Want to know where the wildebeest herds are? People planning to travel to Kenya and Tanzania for the Great Migration can now track one of nature’s most spectacular events even before they get there – via a web application called HerdTracker.
Created by Discover Africa, a leading tailor-made safari operator based in Cape Town, HerdTracker plots the exact position of the wildebeest herds on a real-time Google map, using weekly updates sent in by pilots flying over Kenya’s Masai Mara and Tanzania’s Serengeti, safari guides, Tanzania National Parks Authority (TANAPA) rangers and lodges in the area.
HerdTracker was designed and built by Discover Africa’s own web development team using open-source software in just two months, using the idea of their East Africa expert, Carel Verhoef, a qualified safari guide who has lived in the Serengeti for ten years.
Between 2003 and 2011 Verhoef led over 300 migration safaris, and developed a deep understanding of – and appreciation for the annual wildebeest migration. While living in Tanzania, Carel also climbed Kilimanjaro nine times. His 10th assent is scheduled for August 2014.
Co-founder of Discover Africa, Andre Van Kets says that the development of the app was not overly complex.
“We’ve used open source tools and Google Maps, which has an open API, although we used our own icons, not the standard set. We’ve combined that with the human element so we’re not just posting the GPS coordinates, but the comments of our guides too,” says Van Kets. He says that the main aim of HerdTracker is to help people choose the best accommodation to stay at and when to go to ensure that they don’t miss the Great Migration.
“A safari experience is a trip of a lifetime, which can be a complex process to plan for, especially for first timers.
“We’ve developed HerdTracker to help make the journey easier for our customers.
“It’s an incredible tool that allows you to not only track the great migration in real time, but predict where the herd will be at the time of your travel,” adds Van Kets.
How HerdTracker Works
HerdTracker is your usual Google Map, modified with little pins stamped with a wildebeest. Each pin is clickable and displays a message by the person who has sent the update (Our sources listed above).
A recent update, sent in by Captain Joel J Fernandes, a pilot for Coastal Aviation in Tanzania and flies over the Serengeti daily reads: “Morning Carel, I’ve been back for 2 days now and you won’t believe the coincidence but I was planning to mail you right now. So, they are everywhere.

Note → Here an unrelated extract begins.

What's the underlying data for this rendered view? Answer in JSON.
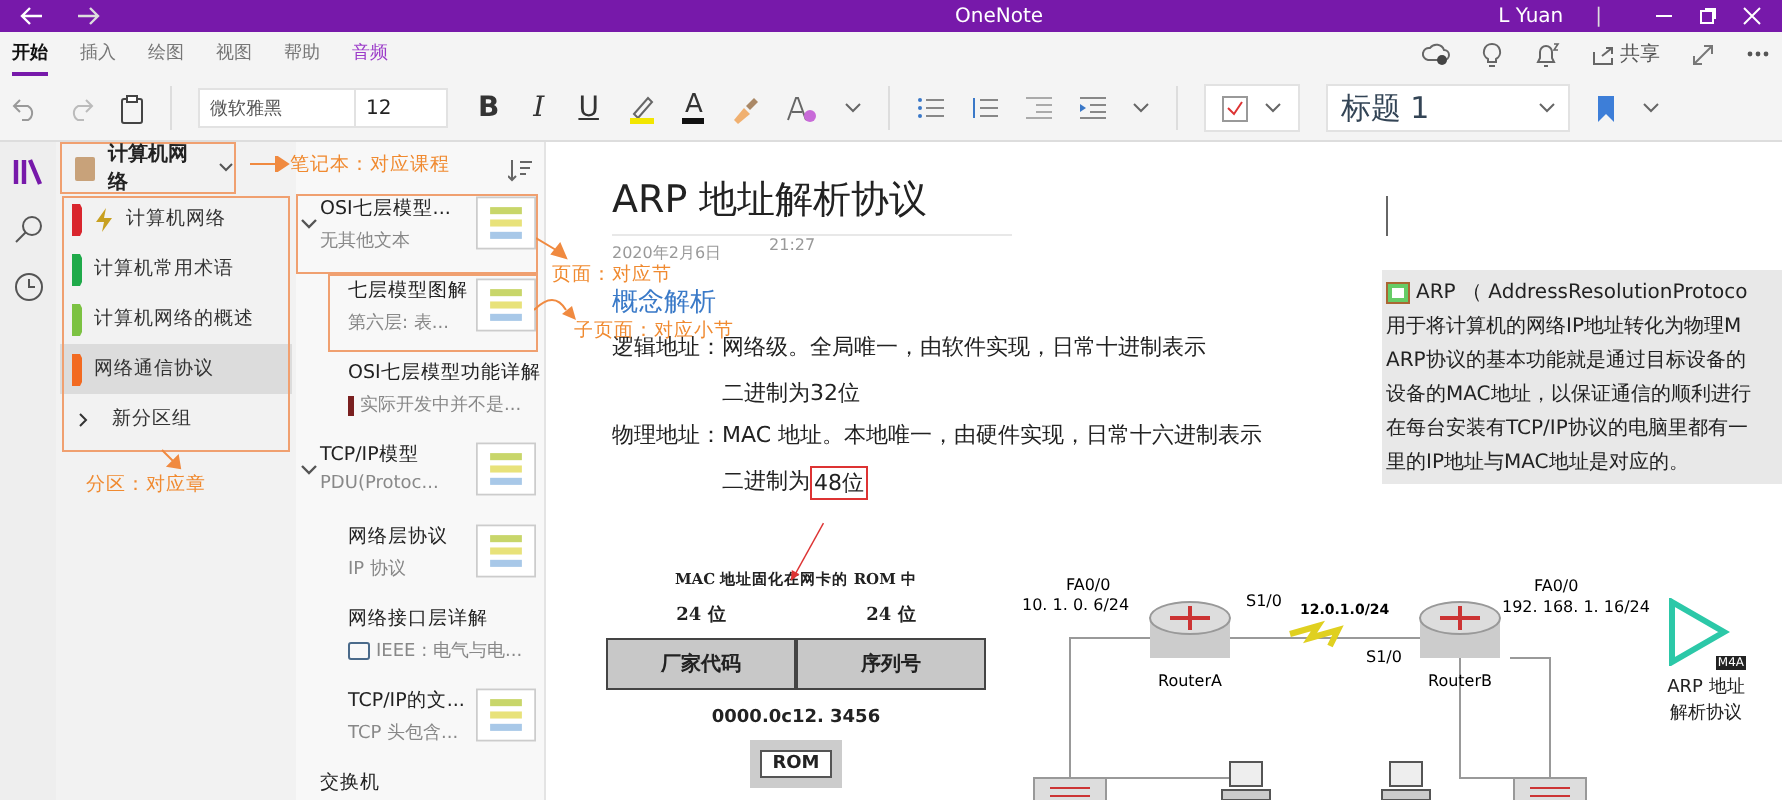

The trailing end are at Kogatende airstrip and the leaders just went past Seronera. They are tonnes at Lobo and Fort Ikoma. I can’t believe it but these are what I saw personally in the 2 days of flying!!! So good to be back. Pics attached. Have a good one’”
Another update, sourced by Lemala Camps, a company who owns a unique collection of Lodges, Permanent Tented Camps & Mobile Camps in Tanzania says: “Hi Carel, there was a small crossing, in that the beasts started to cross, but then the vulture activity on the far bank scared the remainder and the crossing stopped. The wildebeest then gathered for a few hours and around 16:30 they crossed. It was large and was about 45 min. We worked magic and your clients, Alex and partner, were there to see it so lovely timing. I don’t have pics of the big crossing because Tabby had to leave before they crossed. I can also inform you that right now there is another gathering of them at Makutano. Regards, Veronica.”
Van Kets says that they designed the app for browsing on your phone first, rather than for desktop computers.
“We designed it to be mobile first, because if you first build a desktop version and try to shrink it to mobile, it’s really difficult. It’s better to build it for a small screen and then scale it up,” says Van Kets.
Plans for the future? Discover Africa is considering building and designing an Android app that would send updates to its users without having to visit the website.
HerdTracker’s migration updates are available to see on http://www.discoverafrica.com/herdtracker.
They are also available on Twitter via the @HerdTracker handle.